(Problem statement)
From the entries below, copy each line in which the word "PRISUVU" occurs.
------------------------------------------------------------------------
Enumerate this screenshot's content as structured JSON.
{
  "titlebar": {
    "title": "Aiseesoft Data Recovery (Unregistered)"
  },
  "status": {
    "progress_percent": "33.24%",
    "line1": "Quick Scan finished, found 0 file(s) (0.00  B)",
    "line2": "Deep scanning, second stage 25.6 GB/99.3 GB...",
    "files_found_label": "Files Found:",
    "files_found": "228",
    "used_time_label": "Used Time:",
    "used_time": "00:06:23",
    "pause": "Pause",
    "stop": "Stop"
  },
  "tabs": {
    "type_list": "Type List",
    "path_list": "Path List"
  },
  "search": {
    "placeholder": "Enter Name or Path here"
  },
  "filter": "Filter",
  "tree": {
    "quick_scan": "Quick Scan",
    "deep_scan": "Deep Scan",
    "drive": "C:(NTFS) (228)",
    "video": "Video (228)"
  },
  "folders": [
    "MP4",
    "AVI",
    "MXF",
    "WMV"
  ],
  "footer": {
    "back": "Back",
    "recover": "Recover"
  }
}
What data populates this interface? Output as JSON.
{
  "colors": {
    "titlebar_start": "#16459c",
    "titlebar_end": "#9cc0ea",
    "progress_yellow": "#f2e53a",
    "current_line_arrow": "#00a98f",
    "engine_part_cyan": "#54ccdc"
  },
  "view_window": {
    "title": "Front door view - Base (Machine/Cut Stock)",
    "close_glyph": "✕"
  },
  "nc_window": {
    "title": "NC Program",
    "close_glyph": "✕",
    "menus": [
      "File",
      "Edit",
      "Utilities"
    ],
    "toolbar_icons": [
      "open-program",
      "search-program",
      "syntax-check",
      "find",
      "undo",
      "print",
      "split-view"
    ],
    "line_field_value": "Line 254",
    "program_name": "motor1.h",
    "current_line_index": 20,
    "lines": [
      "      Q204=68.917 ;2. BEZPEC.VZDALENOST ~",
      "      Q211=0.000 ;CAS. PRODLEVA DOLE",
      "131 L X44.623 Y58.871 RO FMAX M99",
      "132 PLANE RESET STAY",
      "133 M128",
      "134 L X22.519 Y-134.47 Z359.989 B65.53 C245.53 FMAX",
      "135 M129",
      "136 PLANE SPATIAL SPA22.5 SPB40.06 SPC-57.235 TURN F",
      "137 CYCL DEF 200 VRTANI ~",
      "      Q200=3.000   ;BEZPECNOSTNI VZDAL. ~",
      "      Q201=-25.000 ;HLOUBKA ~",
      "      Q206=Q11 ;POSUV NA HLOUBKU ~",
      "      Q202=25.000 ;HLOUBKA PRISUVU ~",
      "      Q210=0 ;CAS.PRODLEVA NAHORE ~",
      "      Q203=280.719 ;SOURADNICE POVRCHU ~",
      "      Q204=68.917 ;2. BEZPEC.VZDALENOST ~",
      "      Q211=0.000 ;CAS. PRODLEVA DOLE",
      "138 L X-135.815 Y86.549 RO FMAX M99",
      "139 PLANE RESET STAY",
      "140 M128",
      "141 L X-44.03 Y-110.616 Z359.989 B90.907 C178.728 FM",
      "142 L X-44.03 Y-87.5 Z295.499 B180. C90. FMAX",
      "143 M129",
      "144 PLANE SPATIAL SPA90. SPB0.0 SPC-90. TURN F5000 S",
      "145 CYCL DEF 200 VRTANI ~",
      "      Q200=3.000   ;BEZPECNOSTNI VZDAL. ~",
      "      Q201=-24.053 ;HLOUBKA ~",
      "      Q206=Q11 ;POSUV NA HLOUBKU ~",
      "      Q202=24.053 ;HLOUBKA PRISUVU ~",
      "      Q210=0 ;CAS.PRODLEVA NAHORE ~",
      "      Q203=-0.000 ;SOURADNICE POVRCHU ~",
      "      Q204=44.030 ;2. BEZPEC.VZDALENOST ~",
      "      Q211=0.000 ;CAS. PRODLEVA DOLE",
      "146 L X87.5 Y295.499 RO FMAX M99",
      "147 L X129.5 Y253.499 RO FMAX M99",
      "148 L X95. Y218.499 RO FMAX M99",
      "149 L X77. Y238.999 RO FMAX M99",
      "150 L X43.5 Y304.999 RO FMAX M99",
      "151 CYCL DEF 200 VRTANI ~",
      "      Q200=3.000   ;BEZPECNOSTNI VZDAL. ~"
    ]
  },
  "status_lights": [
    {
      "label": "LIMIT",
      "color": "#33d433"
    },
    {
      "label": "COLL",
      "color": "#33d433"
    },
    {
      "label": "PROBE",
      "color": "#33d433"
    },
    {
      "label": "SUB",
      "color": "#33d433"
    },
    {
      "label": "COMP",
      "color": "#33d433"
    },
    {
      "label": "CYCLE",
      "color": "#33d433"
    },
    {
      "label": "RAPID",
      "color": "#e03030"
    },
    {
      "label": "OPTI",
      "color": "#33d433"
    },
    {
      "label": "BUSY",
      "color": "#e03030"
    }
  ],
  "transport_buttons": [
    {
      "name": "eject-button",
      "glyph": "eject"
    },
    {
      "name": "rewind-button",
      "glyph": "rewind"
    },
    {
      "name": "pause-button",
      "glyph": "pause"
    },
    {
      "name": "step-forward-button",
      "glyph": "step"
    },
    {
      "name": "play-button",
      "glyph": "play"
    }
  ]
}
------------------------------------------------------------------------
(Answer)
      "      Q202=25.000 ;HLOUBKA PRISUVU ~",
      "      Q202=24.053 ;HLOUBKA PRISUVU ~",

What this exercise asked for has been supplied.